Within the entries below, find each line containing the word "background" and copy it.

(Data about app and page elements)
◇ ◇ ◇ ◇ ◇

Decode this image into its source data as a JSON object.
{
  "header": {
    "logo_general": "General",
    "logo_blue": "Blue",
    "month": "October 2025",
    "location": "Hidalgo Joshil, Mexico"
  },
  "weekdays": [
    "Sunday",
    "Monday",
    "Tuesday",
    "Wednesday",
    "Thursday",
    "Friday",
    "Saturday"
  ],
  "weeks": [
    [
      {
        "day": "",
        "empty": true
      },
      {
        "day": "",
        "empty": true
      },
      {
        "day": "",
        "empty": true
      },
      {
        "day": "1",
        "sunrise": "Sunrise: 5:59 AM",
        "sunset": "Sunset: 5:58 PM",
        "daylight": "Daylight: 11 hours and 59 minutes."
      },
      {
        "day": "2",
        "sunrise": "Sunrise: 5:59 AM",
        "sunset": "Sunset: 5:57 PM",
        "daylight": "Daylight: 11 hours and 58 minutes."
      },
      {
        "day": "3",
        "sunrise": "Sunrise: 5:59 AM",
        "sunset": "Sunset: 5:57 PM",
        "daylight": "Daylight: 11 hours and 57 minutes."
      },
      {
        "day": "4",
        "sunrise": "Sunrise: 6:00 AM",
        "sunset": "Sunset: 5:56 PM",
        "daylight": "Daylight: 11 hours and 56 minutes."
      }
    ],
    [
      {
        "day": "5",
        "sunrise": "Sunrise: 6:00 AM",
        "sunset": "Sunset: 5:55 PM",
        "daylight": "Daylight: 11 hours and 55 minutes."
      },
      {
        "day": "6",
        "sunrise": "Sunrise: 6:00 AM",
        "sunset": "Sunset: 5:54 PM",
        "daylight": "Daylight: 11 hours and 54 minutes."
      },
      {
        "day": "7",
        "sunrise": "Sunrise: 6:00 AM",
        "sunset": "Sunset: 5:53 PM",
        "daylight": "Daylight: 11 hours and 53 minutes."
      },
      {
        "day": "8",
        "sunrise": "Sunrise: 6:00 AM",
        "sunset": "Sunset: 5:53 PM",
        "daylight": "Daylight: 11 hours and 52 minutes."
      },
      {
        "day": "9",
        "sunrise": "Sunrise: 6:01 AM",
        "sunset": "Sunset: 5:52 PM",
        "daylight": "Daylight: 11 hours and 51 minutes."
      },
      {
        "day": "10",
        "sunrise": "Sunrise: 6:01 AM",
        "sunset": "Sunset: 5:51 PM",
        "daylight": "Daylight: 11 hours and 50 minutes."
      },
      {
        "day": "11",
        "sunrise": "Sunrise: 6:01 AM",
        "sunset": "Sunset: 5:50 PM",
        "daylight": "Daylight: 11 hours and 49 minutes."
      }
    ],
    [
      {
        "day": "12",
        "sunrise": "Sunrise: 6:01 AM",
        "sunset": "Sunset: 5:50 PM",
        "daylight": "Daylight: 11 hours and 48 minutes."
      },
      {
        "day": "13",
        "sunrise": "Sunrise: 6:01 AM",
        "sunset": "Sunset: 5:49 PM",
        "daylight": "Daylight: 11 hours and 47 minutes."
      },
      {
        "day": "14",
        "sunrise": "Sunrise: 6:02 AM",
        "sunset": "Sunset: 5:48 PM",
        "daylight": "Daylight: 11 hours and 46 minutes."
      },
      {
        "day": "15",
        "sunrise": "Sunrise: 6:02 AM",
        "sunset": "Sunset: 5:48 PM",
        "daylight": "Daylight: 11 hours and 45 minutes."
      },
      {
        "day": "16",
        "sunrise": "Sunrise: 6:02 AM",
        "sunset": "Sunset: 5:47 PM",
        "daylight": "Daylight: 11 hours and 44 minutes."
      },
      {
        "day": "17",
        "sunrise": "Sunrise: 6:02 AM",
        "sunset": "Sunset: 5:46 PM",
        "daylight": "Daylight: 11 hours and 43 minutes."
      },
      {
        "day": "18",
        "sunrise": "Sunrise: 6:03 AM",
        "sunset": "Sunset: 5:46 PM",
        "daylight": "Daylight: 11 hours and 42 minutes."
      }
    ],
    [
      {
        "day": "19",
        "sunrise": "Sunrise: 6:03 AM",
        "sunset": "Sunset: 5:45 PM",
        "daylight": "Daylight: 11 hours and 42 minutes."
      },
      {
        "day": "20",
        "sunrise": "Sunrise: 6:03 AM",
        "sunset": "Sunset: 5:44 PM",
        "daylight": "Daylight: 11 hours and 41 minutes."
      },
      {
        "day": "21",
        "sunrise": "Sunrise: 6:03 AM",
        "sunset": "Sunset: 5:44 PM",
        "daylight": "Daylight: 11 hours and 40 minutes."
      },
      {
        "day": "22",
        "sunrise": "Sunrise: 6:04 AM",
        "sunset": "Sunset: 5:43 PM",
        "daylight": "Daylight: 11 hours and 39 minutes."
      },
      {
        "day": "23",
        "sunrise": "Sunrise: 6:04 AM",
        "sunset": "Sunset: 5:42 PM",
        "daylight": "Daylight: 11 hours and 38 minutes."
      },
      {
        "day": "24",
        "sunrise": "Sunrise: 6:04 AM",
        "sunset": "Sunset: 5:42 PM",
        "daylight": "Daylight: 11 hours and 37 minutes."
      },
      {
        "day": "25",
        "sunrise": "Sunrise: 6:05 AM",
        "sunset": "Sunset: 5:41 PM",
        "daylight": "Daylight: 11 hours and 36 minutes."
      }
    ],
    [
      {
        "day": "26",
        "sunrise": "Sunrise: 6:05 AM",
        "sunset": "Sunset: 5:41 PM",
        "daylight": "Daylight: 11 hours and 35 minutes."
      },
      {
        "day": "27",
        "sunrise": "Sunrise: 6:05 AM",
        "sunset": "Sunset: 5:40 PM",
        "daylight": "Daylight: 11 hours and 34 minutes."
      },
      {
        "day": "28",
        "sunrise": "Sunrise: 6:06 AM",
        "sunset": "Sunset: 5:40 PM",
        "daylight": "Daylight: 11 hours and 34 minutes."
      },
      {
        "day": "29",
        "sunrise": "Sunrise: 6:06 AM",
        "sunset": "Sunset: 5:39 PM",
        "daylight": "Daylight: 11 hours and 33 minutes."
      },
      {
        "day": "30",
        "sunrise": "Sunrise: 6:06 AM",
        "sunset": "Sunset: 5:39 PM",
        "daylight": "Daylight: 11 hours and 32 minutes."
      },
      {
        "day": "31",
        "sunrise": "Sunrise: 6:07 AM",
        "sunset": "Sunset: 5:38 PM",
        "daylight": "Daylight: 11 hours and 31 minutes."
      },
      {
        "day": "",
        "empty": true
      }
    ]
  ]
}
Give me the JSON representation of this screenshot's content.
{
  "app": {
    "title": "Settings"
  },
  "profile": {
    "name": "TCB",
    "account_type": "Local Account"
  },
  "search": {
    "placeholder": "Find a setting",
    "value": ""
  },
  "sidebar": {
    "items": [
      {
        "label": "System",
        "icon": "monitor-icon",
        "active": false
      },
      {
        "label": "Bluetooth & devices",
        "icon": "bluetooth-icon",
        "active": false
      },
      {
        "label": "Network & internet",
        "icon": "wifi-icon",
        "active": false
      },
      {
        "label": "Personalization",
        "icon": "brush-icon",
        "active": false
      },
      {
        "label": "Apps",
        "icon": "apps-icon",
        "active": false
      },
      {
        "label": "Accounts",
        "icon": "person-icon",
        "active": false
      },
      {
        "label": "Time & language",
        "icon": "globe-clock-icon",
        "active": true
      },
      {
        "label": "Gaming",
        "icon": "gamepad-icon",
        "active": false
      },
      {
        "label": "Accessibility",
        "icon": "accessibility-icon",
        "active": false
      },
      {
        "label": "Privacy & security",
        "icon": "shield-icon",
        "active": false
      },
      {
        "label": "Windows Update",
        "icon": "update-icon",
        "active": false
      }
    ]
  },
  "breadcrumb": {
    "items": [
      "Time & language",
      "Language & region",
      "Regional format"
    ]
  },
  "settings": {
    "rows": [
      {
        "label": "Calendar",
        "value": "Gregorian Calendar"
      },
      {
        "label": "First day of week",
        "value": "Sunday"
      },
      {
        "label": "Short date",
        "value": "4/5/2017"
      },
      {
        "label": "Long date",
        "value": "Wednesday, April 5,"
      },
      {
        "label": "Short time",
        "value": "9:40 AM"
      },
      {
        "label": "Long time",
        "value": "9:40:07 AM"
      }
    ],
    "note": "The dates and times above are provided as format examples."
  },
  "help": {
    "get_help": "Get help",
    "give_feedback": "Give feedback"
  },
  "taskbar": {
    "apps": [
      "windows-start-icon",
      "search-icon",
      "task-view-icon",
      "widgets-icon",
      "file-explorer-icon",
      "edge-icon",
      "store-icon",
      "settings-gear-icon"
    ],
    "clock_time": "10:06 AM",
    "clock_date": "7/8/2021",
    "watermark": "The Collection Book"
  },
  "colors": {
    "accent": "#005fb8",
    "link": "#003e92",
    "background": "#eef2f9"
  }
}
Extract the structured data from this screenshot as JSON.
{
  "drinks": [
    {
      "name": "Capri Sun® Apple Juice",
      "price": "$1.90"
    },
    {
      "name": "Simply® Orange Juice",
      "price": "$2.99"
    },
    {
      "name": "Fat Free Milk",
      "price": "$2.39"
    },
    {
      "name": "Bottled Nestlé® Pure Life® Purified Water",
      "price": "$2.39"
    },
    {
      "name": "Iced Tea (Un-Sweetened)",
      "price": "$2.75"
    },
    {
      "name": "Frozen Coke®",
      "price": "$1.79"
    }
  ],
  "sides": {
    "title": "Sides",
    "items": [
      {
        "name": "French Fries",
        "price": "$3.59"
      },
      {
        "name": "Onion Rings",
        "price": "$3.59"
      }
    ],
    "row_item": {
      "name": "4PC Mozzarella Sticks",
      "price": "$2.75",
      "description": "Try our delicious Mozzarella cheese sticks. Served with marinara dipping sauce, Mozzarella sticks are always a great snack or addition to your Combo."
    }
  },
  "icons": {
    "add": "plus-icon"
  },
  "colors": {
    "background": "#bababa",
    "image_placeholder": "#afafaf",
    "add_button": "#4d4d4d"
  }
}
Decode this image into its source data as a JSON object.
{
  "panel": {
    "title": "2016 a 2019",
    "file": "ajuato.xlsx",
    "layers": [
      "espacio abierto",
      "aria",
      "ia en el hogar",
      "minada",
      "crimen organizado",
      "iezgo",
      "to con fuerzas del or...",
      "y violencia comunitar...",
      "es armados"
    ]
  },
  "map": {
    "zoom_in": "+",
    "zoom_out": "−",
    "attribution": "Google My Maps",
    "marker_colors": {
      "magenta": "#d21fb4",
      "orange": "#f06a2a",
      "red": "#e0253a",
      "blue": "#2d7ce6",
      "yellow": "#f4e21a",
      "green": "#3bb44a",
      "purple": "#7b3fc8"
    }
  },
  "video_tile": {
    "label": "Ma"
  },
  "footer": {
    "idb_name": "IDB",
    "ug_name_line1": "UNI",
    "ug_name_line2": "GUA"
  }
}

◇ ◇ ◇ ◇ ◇

# TASK RESPONSE:
    "background": "#eef2f9"
    "background": "#bababa",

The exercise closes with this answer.